- **PROMPT**:
Return every line of the listing that includes the string "Shop".

- **THE RECORDS**:
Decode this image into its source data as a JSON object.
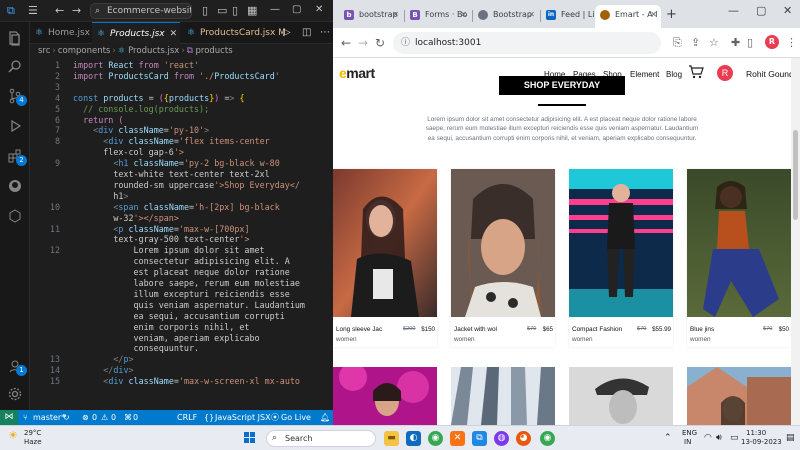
{
  "vscode": {
    "search_text": "Ecommerce-website",
    "tabs": [
      {
        "label": "Home.jsx",
        "state": "normal"
      },
      {
        "label": "Products.jsx",
        "state": "active"
      },
      {
        "label": "ProductsCard.jsx",
        "state": "modified",
        "marker": "M"
      }
    ],
    "breadcrumb": [
      "src",
      "components",
      "Products.jsx",
      "products"
    ],
    "activity_badges": {
      "source_control": "4",
      "extensions": "2",
      "accounts": "1"
    },
    "code_lines": [
      {
        "n": "1",
        "text": "import React from 'react'"
      },
      {
        "n": "2",
        "text": "import ProductsCard from './ProductsCard'"
      },
      {
        "n": "3",
        "text": ""
      },
      {
        "n": "4",
        "text": "const products = ({products}) => {"
      },
      {
        "n": "5",
        "text": "  // console.log(products);"
      },
      {
        "n": "6",
        "text": "  return ("
      },
      {
        "n": "7",
        "text": "    <div className='py-10'>"
      },
      {
        "n": "8",
        "text": "      <div className='flex items-center"
      },
      {
        "n": "",
        "text": "      flex-col gap-6'>"
      },
      {
        "n": "9",
        "text": "        <h1 className='py-2 bg-black w-80"
      },
      {
        "n": "",
        "text": "        text-white text-center text-2xl"
      },
      {
        "n": "",
        "text": "        rounded-sm uppercase'>Shop Everyday</"
      },
      {
        "n": "",
        "text": "        h1>"
      },
      {
        "n": "10",
        "text": "        <span className='h-[2px] bg-black"
      },
      {
        "n": "",
        "text": "        w-32'></span>"
      },
      {
        "n": "11",
        "text": "        <p className='max-w-[700px]"
      },
      {
        "n": "",
        "text": "        text-gray-500 text-center'>"
      },
      {
        "n": "12",
        "text": "            Lorem ipsum dolor sit amet"
      },
      {
        "n": "",
        "text": "            consectetur adipisicing elit. A"
      },
      {
        "n": "",
        "text": "            est placeat neque dolor ratione"
      },
      {
        "n": "",
        "text": "            labore saepe, rerum eum molestiae"
      },
      {
        "n": "",
        "text": "            illum excepturi reiciendis esse"
      },
      {
        "n": "",
        "text": "            quis veniam aspernatur. Laudantium"
      },
      {
        "n": "",
        "text": "            ea sequi, accusantium corrupti"
      },
      {
        "n": "",
        "text": "            enim corporis nihil, et"
      },
      {
        "n": "",
        "text": "            veniam, aperiam explicabo"
      },
      {
        "n": "",
        "text": "            consequuntur."
      },
      {
        "n": "13",
        "text": "        </p>"
      },
      {
        "n": "14",
        "text": "      </div>"
      },
      {
        "n": "15",
        "text": "      <div className='max-w-screen-xl mx-auto"
      }
    ],
    "status": {
      "branch": "master*",
      "sync": "↻",
      "errors": "0",
      "warnings": "0",
      "ports": "0",
      "eol": "CRLF",
      "language": "JavaScript JSX",
      "golive": "Go Live"
    }
  },
  "chrome": {
    "tabs": [
      {
        "label": "bootstrap",
        "fav": "b",
        "fav_color": "#7952b3"
      },
      {
        "label": "Forms · Bo",
        "fav": "B",
        "fav_color": "#7952b3"
      },
      {
        "label": "Bootstrap",
        "fav": "●",
        "fav_color": "#6b7280"
      },
      {
        "label": "Feed | Link",
        "fav": "in",
        "fav_color": "#0a66c2"
      },
      {
        "label": "Emart - A I",
        "fav": "●",
        "fav_color": "#a16207"
      }
    ],
    "new_tab": "+",
    "url": "localhost:3001",
    "profile_initial": "R"
  },
  "site": {
    "logo_accent": "e",
    "logo_rest": "mart",
    "nav": [
      "Home",
      "Pages",
      "Shop",
      "Element",
      "Blog"
    ],
    "user_initial": "R",
    "user_name": "Rohit Gound",
    "banner": "Shop Everyday",
    "lorem": "Lorem ipsum dolor sit amet consectetur adipisicing elit. A est placeat neque dolor ratione labore saepe, rerum eum molestiae illum excepturi reiciendis esse quis veniam aspernatur. Laudantium ea sequi, accusantium corrupti enim corporis nihil, et veniam, aperiam explicabo consequuntur.",
    "products": [
      {
        "name": "Long sleeve Jac",
        "old_price": "$200",
        "price": "$150",
        "category": "women"
      },
      {
        "name": "Jacket with wol",
        "old_price": "$70",
        "price": "$65",
        "category": "women"
      },
      {
        "name": "Compact Fashion",
        "old_price": "$70",
        "price": "$55.99",
        "category": "women"
      },
      {
        "name": "Blue jins",
        "old_price": "$70",
        "price": "$50",
        "category": "women"
      }
    ]
  },
  "taskbar": {
    "temp": "29°C",
    "weather": "Haze",
    "search": "Search",
    "lang": "ENG",
    "region": "IN",
    "time": "11:30",
    "date": "13-09-2023"
  }
}
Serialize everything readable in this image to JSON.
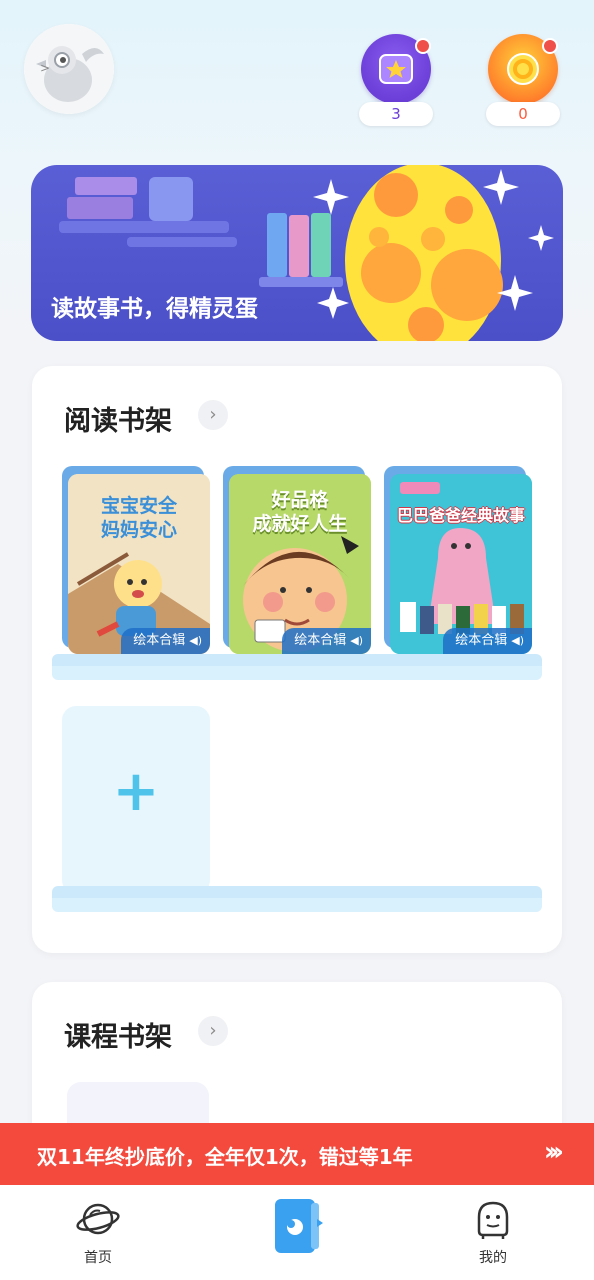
{
  "header": {
    "stars_count": "3",
    "coins_count": "0"
  },
  "banner": {
    "title": "读故事书，得精灵蛋"
  },
  "reading_shelf": {
    "title": "阅读书架",
    "chevron": "›",
    "books": [
      {
        "cover_title": "宝宝安全\n妈妈安心",
        "badge": "绘本合辑",
        "cover_color": "#f4e6c8",
        "title_color": "#3a8fd8"
      },
      {
        "cover_title": "好品格\n成就好人生",
        "badge": "绘本合辑",
        "cover_color": "#b9dc6a",
        "title_color": "#ffffff"
      },
      {
        "cover_title": "巴巴爸爸经典故事",
        "badge": "绘本合辑",
        "cover_color": "#3cc4d8",
        "title_color": "#ffffff"
      }
    ],
    "add_slot_icon": "+"
  },
  "course_shelf": {
    "title": "课程书架",
    "chevron": "›"
  },
  "promo": {
    "text": "双11年终抄底价，全年仅1次，错过等1年",
    "arrows": "›››"
  },
  "bottom_nav": {
    "items": [
      {
        "label": "首页",
        "icon": "planet-icon"
      },
      {
        "label": "",
        "icon": "bookshelf-icon"
      },
      {
        "label": "我的",
        "icon": "face-icon"
      }
    ]
  },
  "colors": {
    "brand_blue": "#3aa0f0",
    "promo_red": "#f44a3d",
    "banner_purple": "#4b4fc8"
  }
}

- **YOUR SOLUTION**:
        "text": "        rounded-sm uppercase'>Shop Everyday</"
      "Shop",
    "banner": "Shop Everyday",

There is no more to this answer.